TheStreet – Variable Annuity Questions Answered
Published: March 11, 2009
Categories: Annuity Education, In the News, Investing
In this recent article from TheStreet titled, “Variable Annuity Questions Answered” by Melissa Gannon, AnnuityAdvantage.com CEO and Founder, Ken Nuss, is quoted regarding the confusion surrounding variable annuity guaranteed withdrawal benefit values. Here are a few excerpts from the article.
Variable annuity holders that are best positioned during this extreme market downturn are those with:
a) a guaranteed withdrawal benefit who can withdraw 5% to 7% per year for life regardless of market performance

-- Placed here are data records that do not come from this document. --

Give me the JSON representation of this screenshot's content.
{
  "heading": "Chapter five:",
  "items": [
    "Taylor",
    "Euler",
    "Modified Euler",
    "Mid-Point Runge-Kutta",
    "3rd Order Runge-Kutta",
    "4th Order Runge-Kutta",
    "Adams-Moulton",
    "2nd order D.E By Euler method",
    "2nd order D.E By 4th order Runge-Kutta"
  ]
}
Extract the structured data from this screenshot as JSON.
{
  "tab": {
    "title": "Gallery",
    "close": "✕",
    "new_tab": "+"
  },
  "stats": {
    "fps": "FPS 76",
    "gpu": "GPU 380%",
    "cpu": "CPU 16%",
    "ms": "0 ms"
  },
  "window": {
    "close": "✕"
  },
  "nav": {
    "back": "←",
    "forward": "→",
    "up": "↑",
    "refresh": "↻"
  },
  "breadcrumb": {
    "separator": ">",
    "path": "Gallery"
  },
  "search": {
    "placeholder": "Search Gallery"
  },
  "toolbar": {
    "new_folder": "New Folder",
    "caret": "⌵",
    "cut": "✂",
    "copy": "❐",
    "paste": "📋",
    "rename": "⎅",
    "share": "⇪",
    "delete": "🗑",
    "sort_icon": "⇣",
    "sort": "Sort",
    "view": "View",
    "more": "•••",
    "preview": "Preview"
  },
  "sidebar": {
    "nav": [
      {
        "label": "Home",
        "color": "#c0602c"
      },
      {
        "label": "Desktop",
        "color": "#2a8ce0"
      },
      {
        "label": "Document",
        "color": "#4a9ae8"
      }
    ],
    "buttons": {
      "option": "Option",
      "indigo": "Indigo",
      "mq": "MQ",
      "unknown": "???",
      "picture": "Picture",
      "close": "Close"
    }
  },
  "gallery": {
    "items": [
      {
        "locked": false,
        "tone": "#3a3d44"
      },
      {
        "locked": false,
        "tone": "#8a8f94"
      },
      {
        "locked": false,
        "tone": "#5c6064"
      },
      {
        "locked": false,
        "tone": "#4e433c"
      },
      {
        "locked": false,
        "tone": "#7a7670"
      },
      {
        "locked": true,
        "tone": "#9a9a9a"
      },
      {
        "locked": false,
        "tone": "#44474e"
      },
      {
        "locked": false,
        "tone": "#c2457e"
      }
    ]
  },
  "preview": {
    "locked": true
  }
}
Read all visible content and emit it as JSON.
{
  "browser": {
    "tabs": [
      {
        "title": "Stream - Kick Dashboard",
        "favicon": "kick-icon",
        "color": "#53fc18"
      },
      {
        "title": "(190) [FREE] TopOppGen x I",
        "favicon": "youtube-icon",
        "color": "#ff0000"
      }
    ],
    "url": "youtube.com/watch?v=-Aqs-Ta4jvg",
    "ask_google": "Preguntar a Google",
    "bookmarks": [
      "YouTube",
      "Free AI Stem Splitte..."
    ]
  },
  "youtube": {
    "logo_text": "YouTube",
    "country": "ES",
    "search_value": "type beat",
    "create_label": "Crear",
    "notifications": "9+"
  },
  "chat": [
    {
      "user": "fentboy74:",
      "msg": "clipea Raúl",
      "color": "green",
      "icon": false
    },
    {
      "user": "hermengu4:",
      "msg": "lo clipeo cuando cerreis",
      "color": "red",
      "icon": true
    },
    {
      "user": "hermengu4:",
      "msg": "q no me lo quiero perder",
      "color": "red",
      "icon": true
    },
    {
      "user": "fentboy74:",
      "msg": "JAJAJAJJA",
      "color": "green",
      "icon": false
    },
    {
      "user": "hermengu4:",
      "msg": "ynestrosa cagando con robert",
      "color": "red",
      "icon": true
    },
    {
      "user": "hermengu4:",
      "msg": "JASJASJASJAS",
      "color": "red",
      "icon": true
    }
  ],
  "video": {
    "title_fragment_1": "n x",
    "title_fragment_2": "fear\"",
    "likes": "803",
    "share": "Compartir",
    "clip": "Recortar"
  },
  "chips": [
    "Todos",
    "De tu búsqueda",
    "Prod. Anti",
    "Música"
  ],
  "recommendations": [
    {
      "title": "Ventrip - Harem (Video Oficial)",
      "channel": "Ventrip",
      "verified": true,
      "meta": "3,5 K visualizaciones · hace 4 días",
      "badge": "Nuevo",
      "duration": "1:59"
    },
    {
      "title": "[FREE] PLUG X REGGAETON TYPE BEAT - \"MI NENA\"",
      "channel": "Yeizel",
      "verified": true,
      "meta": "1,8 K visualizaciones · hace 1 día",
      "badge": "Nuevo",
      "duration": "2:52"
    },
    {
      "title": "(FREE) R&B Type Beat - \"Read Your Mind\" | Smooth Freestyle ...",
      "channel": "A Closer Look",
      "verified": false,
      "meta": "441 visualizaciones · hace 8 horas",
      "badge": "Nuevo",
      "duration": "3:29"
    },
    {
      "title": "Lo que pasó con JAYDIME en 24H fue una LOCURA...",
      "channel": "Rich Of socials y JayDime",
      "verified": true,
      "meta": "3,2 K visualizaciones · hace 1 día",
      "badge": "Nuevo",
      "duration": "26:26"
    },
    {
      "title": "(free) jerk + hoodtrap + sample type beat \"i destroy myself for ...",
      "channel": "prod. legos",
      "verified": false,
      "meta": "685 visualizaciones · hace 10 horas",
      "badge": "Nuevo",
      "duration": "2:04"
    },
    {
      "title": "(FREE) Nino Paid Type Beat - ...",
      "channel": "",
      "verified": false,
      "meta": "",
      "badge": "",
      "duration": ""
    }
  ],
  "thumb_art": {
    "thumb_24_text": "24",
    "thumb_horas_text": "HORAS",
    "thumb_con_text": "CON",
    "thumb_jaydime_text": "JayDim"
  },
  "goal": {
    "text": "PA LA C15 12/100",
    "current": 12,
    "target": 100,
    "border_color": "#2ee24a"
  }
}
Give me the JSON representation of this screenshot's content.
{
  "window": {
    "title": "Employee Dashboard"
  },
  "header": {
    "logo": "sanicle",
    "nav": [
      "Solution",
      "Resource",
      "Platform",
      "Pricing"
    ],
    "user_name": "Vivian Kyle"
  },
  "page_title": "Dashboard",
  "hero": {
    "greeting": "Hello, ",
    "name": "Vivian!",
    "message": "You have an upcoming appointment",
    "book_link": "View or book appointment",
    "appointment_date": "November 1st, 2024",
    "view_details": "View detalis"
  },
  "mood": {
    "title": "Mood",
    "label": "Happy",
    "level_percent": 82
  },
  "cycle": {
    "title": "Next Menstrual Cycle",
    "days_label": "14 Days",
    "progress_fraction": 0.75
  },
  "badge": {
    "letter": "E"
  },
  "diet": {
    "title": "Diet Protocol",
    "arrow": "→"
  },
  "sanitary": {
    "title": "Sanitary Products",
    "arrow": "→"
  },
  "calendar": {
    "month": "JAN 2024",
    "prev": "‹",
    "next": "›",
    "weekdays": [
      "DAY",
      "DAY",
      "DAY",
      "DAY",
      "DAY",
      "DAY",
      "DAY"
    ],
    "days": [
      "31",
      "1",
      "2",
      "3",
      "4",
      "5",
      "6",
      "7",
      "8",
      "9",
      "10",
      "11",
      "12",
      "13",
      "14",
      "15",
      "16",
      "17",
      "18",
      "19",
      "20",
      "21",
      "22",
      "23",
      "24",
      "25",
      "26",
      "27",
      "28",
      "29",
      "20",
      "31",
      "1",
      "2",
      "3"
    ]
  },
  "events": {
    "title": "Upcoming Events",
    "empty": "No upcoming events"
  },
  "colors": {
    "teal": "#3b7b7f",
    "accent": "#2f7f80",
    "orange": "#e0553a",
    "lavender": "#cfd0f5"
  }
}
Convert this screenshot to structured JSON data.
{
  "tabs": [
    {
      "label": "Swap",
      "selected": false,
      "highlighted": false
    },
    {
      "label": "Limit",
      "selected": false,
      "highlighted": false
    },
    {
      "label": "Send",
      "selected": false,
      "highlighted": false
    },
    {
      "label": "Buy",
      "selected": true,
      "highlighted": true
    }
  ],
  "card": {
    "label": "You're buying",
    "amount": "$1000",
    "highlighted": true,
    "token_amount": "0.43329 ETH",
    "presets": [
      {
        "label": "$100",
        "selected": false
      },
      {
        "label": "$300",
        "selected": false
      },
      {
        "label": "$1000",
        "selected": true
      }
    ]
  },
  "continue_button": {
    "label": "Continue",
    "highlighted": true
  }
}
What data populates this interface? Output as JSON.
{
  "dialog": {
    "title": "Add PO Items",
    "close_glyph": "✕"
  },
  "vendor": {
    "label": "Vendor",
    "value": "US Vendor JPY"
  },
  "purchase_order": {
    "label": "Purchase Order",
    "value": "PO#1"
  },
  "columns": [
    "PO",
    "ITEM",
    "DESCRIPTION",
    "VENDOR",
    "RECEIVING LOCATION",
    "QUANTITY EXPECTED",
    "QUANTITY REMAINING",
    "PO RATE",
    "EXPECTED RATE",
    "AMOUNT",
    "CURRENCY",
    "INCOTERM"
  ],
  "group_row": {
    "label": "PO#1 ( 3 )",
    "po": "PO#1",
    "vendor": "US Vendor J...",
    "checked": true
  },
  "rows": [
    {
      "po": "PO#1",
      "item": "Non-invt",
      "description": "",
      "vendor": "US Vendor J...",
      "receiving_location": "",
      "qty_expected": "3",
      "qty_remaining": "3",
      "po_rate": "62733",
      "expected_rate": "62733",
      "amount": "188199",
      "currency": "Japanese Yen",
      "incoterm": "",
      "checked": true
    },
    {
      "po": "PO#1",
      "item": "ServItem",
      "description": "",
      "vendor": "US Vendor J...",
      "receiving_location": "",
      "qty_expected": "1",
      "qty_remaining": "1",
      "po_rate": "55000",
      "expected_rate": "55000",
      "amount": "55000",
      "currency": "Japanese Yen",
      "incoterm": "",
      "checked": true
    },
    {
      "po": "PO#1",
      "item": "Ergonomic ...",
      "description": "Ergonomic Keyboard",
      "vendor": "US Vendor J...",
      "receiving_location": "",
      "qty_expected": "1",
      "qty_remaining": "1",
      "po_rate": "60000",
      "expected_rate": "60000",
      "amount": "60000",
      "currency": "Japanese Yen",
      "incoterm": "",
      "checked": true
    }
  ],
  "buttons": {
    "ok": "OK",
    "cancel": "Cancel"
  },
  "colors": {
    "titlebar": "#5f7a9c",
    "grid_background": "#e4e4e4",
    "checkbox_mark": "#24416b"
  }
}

b) that do not rely on income from the variable annuity above that 5% to 7%. For these folks, the account value, which fluctuates with market performance, is irrelevant. The withdrawal benefit could increase above the stated amount if the market increases, but that should be considered icing on the cake.
One unfortunate aspect is that the vast majority of people don’t understand the meaning of the guaranteed withdrawal benefit value — the amount that has grown each year by the 5% to 7% guaranteed rate.
“Eight of the 10 people who call our office asking for advice don’t understand what they have,” said Ken Nuss, CEO and founder of AnnuityAdvantage.com. “They believe that the guaranteed benefit value can be withdrawn in a lump sum.”
These annuity investors want to withdraw this amount, but can’t, he said. Instead, if they need all the cash now, they can only withdraw the account value which is down roughly 40% in the past year, he explained.
According to Nuss, the most unfortunate of this group are those already in retirement or within a year or two of retiring who planned to use the variable annuity proceeds to live on. They simply don’t have the time to make up the loss.
Even worse, are those folks who purchased a variable annuity expecting to earn a certain amount each year while also withdrawing from it. In many cases, the agent sold these variable annuities on the assumption that the average gains would significantly outpace the percentage being withdrawn. Those folks are essentially reverse dollar-cost averaging by withdrawing as the market declines, meaning that they are accelerating the decline in their account value.
You can read the entire article here: